Finally, a short teaching resource kit was produced, using the poem 'Fish Swimming' and the animations produced for it by the students, in the hope that it will inspire other teachers and other students to explore the rich sea of opportunity where the deep current of poetry meets the warmer water of film animation.  You can find that resource kit here.


Submitted by Joseph89 on Thu, 07/15/2010 - 14:53


One thing that I think really comes out here is the radical change of perspective that Fitch is talking about.  Instead of focusing on "teaching", the focus is on the non-linear complex social interaction of the classroom, or in other words the focus is not the actions of the teacher, but the nature of the actual environment of the classroom.

Also interesting is the teacher actually stepping back and allowing the students to take the lead in dealing with the technology involved, thus exchanging places with the students and learning from the students.  How this then translates into trust within the group and a higher degree of classroom cohesion is important for the overall success of the project.

The last quick point I would like to make is the role of the author as actual facilitator to the classroom interaction.  We talk about being facilitators as teachers all the time, but can we match the level achieved by the authors in these BritLit projects? 

I think your comments are right on the button there, Joseph, and the role that the students play in taking a lead in some aspects of the work - and how a teacher copes with this - is fairly critical.  There is also a matter of motivation with the author here.  One of the schools reported a slackening of interest amongst some students after the visit of the poet was over which proves a point about focus, and the fact that the exchange of ideas took paramount place.  Clearly there is a lot to learn about managing the dynamics of lessons that involve third parties, especially third parties who introduce a creative element.

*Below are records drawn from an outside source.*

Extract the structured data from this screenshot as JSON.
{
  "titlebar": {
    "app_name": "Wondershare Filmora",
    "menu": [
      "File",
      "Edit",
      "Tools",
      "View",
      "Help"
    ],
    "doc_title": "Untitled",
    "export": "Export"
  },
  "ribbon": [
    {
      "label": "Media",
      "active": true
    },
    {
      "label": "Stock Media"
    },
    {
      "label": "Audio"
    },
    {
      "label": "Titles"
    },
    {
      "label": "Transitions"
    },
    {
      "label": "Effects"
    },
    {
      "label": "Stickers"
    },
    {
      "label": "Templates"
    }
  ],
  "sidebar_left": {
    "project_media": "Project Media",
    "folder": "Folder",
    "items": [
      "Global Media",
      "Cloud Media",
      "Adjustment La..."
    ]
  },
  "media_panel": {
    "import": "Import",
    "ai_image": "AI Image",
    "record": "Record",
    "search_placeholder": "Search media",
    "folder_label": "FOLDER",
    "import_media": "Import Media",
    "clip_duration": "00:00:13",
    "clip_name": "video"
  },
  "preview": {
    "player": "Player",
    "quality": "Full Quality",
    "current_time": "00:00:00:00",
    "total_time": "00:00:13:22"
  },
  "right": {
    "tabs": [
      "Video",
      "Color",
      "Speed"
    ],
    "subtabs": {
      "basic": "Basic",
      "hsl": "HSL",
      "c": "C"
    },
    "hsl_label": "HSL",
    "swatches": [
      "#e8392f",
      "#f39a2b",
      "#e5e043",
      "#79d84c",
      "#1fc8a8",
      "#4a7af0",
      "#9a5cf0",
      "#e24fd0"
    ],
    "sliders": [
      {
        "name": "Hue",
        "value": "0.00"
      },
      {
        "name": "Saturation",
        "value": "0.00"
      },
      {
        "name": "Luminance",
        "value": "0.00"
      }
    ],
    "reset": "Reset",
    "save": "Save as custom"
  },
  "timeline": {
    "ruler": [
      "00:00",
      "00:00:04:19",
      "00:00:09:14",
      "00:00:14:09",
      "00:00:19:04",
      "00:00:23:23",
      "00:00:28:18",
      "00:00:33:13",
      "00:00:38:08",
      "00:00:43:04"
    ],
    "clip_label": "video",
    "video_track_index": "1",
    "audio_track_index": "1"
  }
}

I think this is a right approach in that students are positively encouraged to add something to the lesson, perhaps of themselves, so they are contributing to their own learning.  This means they are investing in what happens which means they are likely to get more out of it.  This is a challenge to many teachers who still keep to the belief that the teacher must be the expert/ the source of all knowledge.  For some people this simple concept might seem quite revolutionary!

Research and insight

We have hundreds of case studies, research papers, publications and resource books written by researchers and experts in ELT from around the world. 

See our publications, research and insight

Sign up to our newsletters for teachers and teacher educators

We will process your data to send you our newsletter and updates based on your consent. You can unsubscribe at any time by clicking the "unsubscribe" link at the bottom of every email. Read our privacy policy for more information.